They only approve of third parties when they revolve around their orbit, when they positively reinforce them with flattery and thus ratify their self-perception and airs of grandeur. Unfortunately, it is common that some relatives and friends of narcissists play this role of unconditional “admirers”, surprised by the halo of confidence that the narcissist exudes.

The Narcissist’s Personality and Daily Life

People who suffer some degree of Narcissistic Personality Disorder export their self-sufficiency and airs of grandeur beyond the family environment. They are usually individuals who develop in life and take advantage of their way of thinking about themselves.

Narcissists often feel uncomfortable when they have to travel on public transportation or when they have to be admitted to a hospital, because they will tend to think they deserve better treatment or will complain if they are not granted certain privileges . If they have a good job, they often use their money to buy watches, shoes, clothes or sports cars of high standing , because they feel they deserve these distinctions: their status and image of success is very important to a narcissist.
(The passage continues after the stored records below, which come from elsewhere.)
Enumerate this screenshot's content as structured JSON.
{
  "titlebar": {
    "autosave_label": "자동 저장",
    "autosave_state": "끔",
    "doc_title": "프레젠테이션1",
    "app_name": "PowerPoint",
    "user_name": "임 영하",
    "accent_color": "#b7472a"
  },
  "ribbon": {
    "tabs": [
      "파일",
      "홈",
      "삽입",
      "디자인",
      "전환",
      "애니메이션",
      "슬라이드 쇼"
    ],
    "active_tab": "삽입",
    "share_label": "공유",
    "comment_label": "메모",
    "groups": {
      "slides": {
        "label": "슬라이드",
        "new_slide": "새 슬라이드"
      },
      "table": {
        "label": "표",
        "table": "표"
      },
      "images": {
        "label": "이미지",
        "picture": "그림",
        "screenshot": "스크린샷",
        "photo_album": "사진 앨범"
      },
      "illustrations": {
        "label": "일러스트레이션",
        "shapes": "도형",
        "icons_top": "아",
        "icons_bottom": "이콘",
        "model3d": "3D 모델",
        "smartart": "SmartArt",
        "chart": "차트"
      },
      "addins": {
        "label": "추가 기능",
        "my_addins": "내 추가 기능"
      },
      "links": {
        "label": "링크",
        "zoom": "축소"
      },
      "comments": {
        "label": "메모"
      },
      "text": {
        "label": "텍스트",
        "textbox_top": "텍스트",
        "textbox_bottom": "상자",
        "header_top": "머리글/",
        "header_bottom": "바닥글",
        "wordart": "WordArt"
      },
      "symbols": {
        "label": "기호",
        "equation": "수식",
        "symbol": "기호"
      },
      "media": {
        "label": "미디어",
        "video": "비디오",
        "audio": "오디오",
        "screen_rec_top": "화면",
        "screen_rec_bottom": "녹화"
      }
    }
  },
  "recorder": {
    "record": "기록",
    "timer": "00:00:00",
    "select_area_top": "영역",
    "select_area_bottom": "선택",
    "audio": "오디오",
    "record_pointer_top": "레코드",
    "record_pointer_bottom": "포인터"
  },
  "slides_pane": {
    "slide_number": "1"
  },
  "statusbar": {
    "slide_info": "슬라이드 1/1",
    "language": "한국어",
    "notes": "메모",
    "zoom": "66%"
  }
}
The narcissist’s discourse tends to be self-referential . The narcissistic person expects his words to receive superior attention; it is not uncommon for them to be petulant, talking about themselves, about their life, their (unquestionable) opinion on things, demanding full attention to everything they say.

Although we are used to seeing people with narcissistic profiles on TV or in the movies and may even consider them funny and eccentric, the truth is that routine personal contact with a person with Narcissistic Personality Disorder can be irritating. In addition to their self-centered behavior that we have already discussed, they are also characterized by being very spiteful people, and they often maintain attitudes of resentment and revenge towards others. They usually enjoy making others feel bad, and in this way they swell their ego and their feeling of superiority. They are competitive and if they believe that someone can overshadow them, they will try to undermine that person’s prestige and reputation.


We are going to know some aspects of great relevance in the clinical performance for cases of people with tendency to the narcissism.

Diagnostic Criteria of Narcissistic Personality Disorder

According to the classification developed and published in the DSM-V-TR, Narcissistic Personality Disorder has the following signs that may be helpful to mental health professionals in establishing a diagnosis :

  • They feel an excessive sense of grandiosity.
  • They are permanently preoccupied with fantasies of power, success, beauty or love.
  • They are people who think they are special and who are trying to get their status recognized.
  • They demand excessive admiration from others.
  • They express their feeling of “being in their right”. That is, they have irrational expectations about the treatment they deserve.
  • They take advantage of other people for their own purposes ( machiavellianism ).
  • Lack of empathy, that is, they are unable to identify themselves or recognize other people’s feelings and emotions.
  • They are jealous of others, or they think others are jealous.
  • They tend to be arrogant.

On the other hand, we must remember that people whose behaviors fall into the category of Narcissistic Personality Disorder can be very varied in their way of expressing this disorder. In the end, each person is a world and we cannot capture all the nuances of someone’s personality from diagnostic manuals.

Bibliographic references:

  • AMERICAN PSYCHIATRIC ASSOCIATION (APA). Diagnostic and Statistical Manual of Mental Disorders DSM-IV-TR. Barcelona: Masson. 2002.
  • Alarcón, R. D.; Sarabia, S. (2012). “Debates on the Narcissism Conundrum: Trait, Domain, Dimension, Type, or Disorder?”. The Journal of Nervous and Mental Disease. 200 (1): 16 – 25.
  • NHL.NIH.GOV (MEDLINEPLUS). “Narcissistic Personality Disorder.” Rescued from this link.
  • Schulze, L.; Dziobek, I.; Vater, A.; Heekeren, H. R.; Bajbouj, M.; Renneberg, B.; Heuser, I.; Roepke, S. (2013). “Gray matter abnormalities in patients with narcissistic personality disorder”. Journal of Psychiatric Research. 47 (10): 1363 – 69.